Filter the material below down to the lines containing the word "MENU".

^^^^^^^^

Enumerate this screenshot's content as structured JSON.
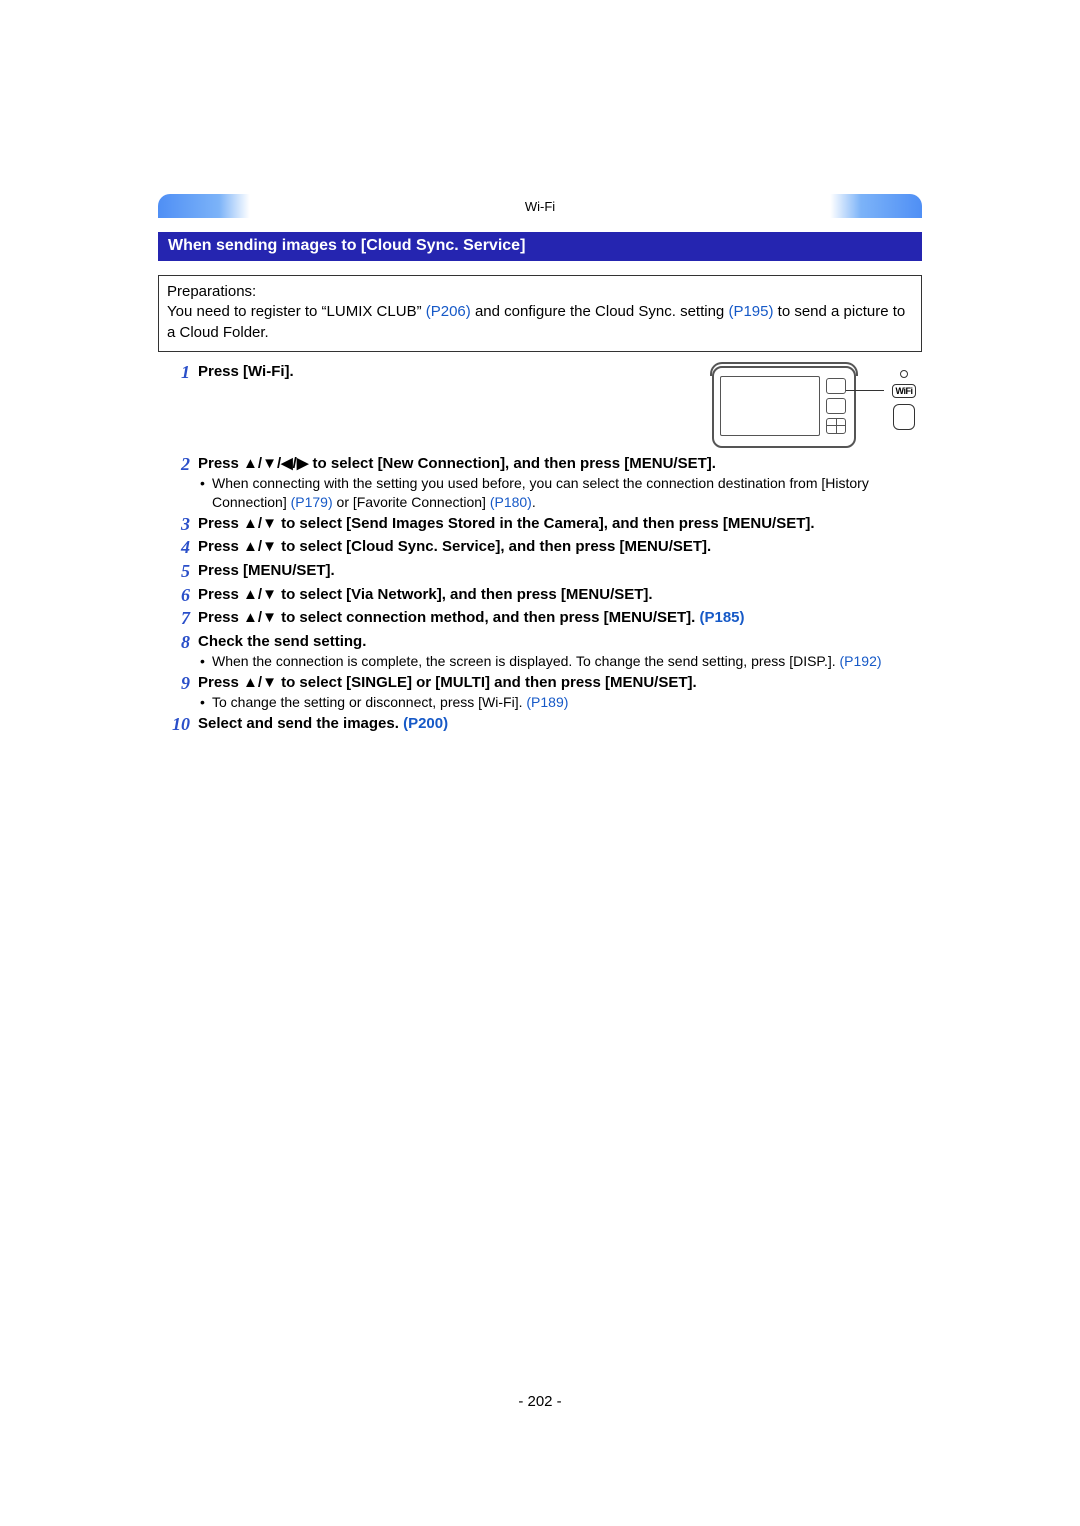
{
  "header": {
    "category": "Wi-Fi"
  },
  "section": {
    "title": "When sending images to [Cloud Sync. Service]"
  },
  "prep": {
    "label": "Preparations:",
    "line_a": "You need to register to “LUMIX CLUB” ",
    "ref1": "(P206)",
    "line_b": " and configure the Cloud Sync. setting ",
    "ref2": "(P195)",
    "line_c": " to send a picture to a Cloud Folder."
  },
  "wifi_label": "WiFi",
  "arrows": {
    "up": "▲",
    "down": "▼",
    "left": "◀",
    "right": "▶"
  },
  "steps": [
    {
      "n": "1",
      "bold": "Press [Wi-Fi]."
    },
    {
      "n": "2",
      "bold_a": "Press ",
      "bold_b": " to select [New Connection], and then press [MENU/SET].",
      "sub_a": "When connecting with the setting you used before, you can select the connection destination from [History Connection] ",
      "sub_ref1": "(P179)",
      "sub_mid": " or [Favorite Connection] ",
      "sub_ref2": "(P180)",
      "sub_end": "."
    },
    {
      "n": "3",
      "bold_a": "Press ",
      "bold_b": " to select [Send Images Stored in the Camera], and then press [MENU/SET]."
    },
    {
      "n": "4",
      "bold_a": "Press ",
      "bold_b": " to select [Cloud Sync. Service], and then press [MENU/SET]."
    },
    {
      "n": "5",
      "bold": "Press [MENU/SET]."
    },
    {
      "n": "6",
      "bold_a": "Press ",
      "bold_b": " to select [Via Network], and then press [MENU/SET]."
    },
    {
      "n": "7",
      "bold_a": "Press ",
      "bold_b": " to select connection method, and then press [MENU/SET]. ",
      "ref": "(P185)"
    },
    {
      "n": "8",
      "bold": "Check the send setting.",
      "sub_a": "When the connection is complete, the screen is displayed. To change the send setting, press [DISP.]. ",
      "sub_ref1": "(P192)"
    },
    {
      "n": "9",
      "bold_a": "Press ",
      "bold_b": " to select [SINGLE] or [MULTI] and then press [MENU/SET].",
      "sub_a": "To change the setting or disconnect, press [Wi-Fi]. ",
      "sub_ref1": "(P189)"
    },
    {
      "n": "10",
      "bold": "Select and send the images. ",
      "ref": "(P200)"
    }
  ],
  "page_number": "- 202 -"
}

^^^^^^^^

* SOLUTION TO THE PROBLEM:
      "bold_b": " to select [New Connection], and then press [MENU/SET].",
      "bold_b": " to select [Send Images Stored in the Camera], and then press [MENU/SET]."
      "bold_b": " to select [Cloud Sync. Service], and then press [MENU/SET]."
      "bold": "Press [MENU/SET]."
      "bold_b": " to select [Via Network], and then press [MENU/SET]."
      "bold_b": " to select connection method, and then press [MENU/SET]. ",
      "bold_b": " to select [SINGLE] or [MULTI] and then press [MENU/SET].",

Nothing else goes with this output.